Task description -
Search the listing for the word "challenges". Copy every line where it is found.

____ Raw data

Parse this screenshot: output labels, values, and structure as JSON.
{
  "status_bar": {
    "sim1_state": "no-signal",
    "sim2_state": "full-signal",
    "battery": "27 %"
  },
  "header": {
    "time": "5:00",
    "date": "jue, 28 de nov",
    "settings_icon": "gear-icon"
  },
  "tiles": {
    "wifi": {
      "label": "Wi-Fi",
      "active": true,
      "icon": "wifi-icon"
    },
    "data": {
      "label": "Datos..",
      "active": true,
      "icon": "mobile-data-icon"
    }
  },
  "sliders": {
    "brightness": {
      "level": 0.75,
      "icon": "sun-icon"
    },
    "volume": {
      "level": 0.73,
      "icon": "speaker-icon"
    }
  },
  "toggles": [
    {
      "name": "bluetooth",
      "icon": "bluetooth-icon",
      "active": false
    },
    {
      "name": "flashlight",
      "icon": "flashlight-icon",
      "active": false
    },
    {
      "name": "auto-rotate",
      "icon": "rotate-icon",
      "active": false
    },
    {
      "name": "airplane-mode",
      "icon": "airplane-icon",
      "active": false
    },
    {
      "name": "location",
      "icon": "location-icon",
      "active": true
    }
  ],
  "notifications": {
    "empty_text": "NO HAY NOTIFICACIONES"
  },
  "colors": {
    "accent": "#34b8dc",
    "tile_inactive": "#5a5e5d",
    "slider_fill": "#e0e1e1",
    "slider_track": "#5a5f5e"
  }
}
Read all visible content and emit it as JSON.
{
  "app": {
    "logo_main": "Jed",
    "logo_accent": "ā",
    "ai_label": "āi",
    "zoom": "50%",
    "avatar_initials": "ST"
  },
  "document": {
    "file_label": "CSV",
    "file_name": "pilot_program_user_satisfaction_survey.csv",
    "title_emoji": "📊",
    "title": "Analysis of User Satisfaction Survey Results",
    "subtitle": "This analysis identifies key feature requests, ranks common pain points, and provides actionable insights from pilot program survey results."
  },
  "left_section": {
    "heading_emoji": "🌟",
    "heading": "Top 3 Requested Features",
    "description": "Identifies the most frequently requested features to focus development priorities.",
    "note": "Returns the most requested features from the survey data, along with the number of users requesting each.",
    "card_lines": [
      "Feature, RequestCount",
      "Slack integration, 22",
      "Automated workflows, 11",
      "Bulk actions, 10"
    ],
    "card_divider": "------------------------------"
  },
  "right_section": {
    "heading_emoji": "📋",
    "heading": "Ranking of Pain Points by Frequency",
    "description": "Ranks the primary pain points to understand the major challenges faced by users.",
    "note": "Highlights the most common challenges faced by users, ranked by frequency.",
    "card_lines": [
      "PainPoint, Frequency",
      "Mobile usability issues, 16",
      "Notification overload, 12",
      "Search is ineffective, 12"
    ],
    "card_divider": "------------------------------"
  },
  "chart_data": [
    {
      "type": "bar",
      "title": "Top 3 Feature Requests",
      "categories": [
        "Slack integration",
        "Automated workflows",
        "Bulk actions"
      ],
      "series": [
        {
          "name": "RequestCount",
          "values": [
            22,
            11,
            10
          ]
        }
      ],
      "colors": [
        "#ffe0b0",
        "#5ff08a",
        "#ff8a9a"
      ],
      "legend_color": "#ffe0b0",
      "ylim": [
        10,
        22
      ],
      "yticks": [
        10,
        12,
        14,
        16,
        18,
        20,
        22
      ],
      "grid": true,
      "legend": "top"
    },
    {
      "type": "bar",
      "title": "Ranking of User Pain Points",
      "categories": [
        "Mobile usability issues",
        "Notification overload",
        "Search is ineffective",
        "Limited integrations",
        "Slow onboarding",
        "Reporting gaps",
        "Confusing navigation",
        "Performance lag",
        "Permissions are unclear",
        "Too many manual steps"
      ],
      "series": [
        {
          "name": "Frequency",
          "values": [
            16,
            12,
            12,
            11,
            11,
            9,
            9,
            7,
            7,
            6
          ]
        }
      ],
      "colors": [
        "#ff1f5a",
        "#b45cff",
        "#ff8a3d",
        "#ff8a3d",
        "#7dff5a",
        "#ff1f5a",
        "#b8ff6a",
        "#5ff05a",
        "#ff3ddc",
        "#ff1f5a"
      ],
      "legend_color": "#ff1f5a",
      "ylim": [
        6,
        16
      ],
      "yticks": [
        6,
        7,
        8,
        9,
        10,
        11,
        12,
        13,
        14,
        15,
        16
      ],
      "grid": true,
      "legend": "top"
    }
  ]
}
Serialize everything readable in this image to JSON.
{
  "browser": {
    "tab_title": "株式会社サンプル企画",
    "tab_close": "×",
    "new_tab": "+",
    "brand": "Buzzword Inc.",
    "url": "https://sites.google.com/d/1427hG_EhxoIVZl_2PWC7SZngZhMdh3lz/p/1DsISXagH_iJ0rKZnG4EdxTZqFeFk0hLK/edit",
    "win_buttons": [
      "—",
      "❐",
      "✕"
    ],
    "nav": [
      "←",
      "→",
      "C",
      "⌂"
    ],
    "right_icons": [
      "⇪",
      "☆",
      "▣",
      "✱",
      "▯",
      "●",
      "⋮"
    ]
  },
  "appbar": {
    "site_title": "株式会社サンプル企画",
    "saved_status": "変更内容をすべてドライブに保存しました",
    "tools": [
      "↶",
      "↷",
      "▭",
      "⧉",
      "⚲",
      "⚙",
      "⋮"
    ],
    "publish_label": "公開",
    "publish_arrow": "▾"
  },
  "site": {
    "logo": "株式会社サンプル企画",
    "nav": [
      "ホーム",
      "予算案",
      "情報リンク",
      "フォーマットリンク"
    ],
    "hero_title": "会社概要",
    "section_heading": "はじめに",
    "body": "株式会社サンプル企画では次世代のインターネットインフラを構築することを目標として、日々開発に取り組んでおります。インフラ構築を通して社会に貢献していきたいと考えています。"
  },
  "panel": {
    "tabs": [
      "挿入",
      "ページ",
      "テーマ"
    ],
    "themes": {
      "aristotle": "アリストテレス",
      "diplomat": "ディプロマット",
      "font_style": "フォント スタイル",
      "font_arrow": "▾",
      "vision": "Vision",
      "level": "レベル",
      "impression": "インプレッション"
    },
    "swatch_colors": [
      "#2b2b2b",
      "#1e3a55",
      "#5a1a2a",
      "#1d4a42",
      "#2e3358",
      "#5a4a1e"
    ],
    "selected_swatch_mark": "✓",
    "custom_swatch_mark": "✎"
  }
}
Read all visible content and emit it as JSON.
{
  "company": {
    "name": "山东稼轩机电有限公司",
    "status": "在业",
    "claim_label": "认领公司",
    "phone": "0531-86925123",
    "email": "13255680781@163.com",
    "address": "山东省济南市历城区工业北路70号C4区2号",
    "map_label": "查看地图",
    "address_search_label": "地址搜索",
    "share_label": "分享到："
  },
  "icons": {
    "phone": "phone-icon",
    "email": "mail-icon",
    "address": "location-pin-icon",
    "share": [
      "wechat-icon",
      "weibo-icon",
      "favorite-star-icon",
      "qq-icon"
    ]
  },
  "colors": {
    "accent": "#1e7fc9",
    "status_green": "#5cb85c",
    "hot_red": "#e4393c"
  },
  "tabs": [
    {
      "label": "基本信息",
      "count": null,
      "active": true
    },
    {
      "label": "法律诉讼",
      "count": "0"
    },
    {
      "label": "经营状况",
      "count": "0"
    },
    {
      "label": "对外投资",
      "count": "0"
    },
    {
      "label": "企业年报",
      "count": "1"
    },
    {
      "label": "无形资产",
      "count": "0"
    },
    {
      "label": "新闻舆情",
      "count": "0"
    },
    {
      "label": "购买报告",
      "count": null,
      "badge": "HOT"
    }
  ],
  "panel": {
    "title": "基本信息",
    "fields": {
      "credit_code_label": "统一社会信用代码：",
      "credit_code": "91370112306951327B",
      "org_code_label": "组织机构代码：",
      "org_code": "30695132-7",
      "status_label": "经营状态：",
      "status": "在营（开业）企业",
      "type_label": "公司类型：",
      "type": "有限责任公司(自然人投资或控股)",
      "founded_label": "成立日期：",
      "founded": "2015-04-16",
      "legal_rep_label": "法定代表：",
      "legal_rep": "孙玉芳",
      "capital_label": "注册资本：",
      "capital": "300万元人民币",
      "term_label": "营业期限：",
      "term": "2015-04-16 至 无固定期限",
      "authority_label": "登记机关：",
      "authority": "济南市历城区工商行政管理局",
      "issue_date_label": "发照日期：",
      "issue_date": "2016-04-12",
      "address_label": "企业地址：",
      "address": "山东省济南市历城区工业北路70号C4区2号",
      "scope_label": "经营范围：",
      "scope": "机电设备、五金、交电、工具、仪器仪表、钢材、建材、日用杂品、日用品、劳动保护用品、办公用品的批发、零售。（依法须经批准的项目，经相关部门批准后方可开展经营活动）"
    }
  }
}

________

Exercise output -
    "description": "Ranks the primary pain points to understand the major challenges faced by users.",
    "note": "Highlights the most common challenges faced by users, ranked by frequency.",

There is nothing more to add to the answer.